View Venue Website

Presenter: Esteban Rossi-Hansberg

Authors: Bruno Conte, Universita’ di Bologna Klaus Desmet, SMU  Esteban Rossi-Hansberg, University of Chicago

Time & Location

07 March 2023, 12:00 pm – 1:00 pm AEDT
e61 Institute, Level 3/17-21 Bellevue Street Surry Hills NSW 2010, Australia | Online

About the event

A unilateral carbon tax trades off the distortionary costs of taxation and the future gains from slowing down global warming. Because the cost is local and immediate, whereas the benefit is global and delayed, this tradeoff tends to be unfavorable to unilateral carbon taxes. We show that this logic breaks down in a world with trade and migration where economic geography is shaped by agglomeration economies and congestion forces. Using a multisector dynamic spatial integrated assessment model (S-IAM), this paper predicts that a carbon tax introduced by the European Union (EU) and rebated locally can, if not too large, increase the size of Europe’s economy by concentrating economic activity in its high-productivity non-agricultural core and by incentivizing immigration to the EU. The resulting change in the spatial distribution of economic activity improves global efficiency and welfare. A unilateral carbon tax with local rebating introduced by the US generates similar global welfare gains. Other forms of rebating can dilute or revert this positive effect.

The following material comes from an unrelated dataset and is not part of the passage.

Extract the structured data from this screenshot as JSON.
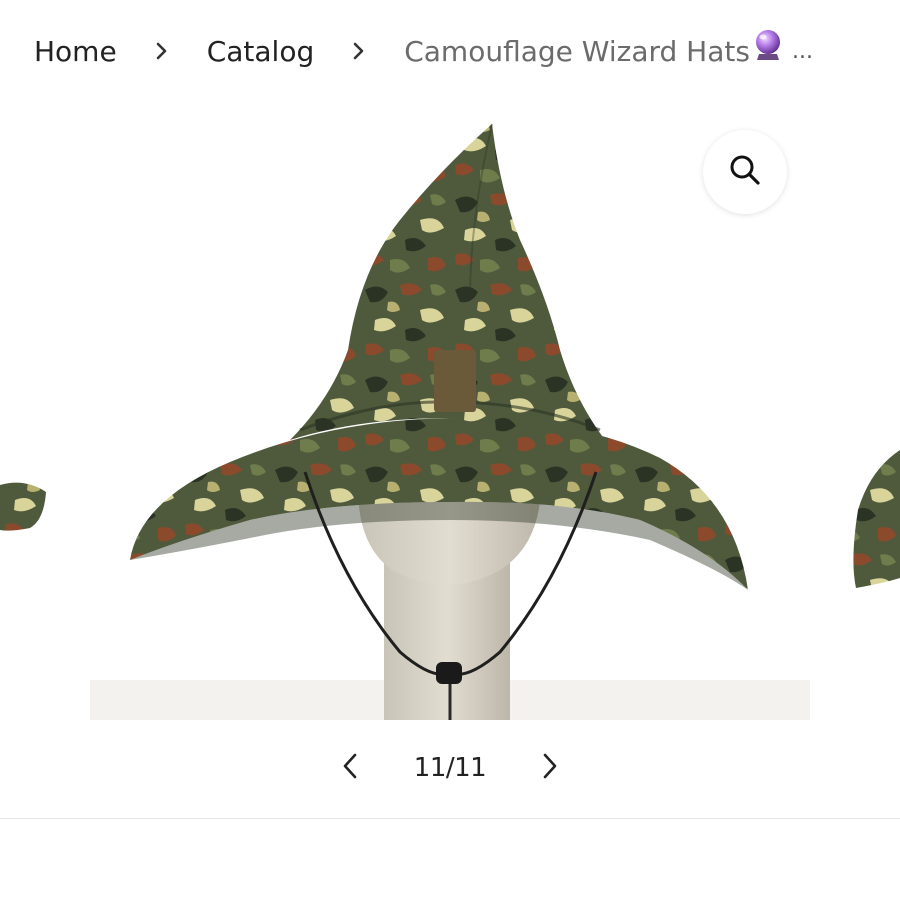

Loading Events

« All Events

  • This event has passed.

e61/Macquarie University Seminar Series with Esteban Rossi-Hansberg | On the Geographic Implications of Carbon Taxes

7 March 2023 @ 12:00 pm - 1:00 pm AEDT

Free

Presenter: Esteban Rossi-Hansberg

Authors: Bruno Conte, Universita’ di Bologna Klaus Desmet, SMU  Esteban Rossi-Hansberg, University of Chicago

Time & Location

07 March 2023, 12:00 pm – 1:00 pm AEDT
e61 Institute, Level 3/17-21 Bellevue Street Surry Hills NSW 2010, Australia | Online

About the event

A unilateral carbon tax trades off the distortionary costs of taxation and the future gains from slowing down global warming. Because the cost is local and immediate, whereas the benefit is global and delayed, this tradeoff tends to be unfavorable to unilateral carbon taxes. We show that this logic breaks down in a world with trade and migration where economic geography is shaped by agglomeration economies and congestion forces. Using a multisector dynamic spatial integrated assessment model (S-IAM), this paper predicts that a carbon tax introduced by the European Union (EU) and rebated locally can, if not too large, increase the size of Europe’s economy by concentrating economic activity in its high-productivity non-agricultural core and by incentivizing immigration to the EU. The resulting change in the spatial distribution of economic activity improves global efficiency and welfare. A unilateral carbon tax with local rebating introduced by the US generates similar global welfare gains. Other forms of rebating can dilute or revert this positive effect.

Details

Date:
7 March 2023
Time:
12:00 pm - 1:00 pm AEDT
Cost:
Free

Venue

e61 Institute
Level 3/17-21 Bellevue Street
Surry Hills, NSW 2010 Australia
View Venue Website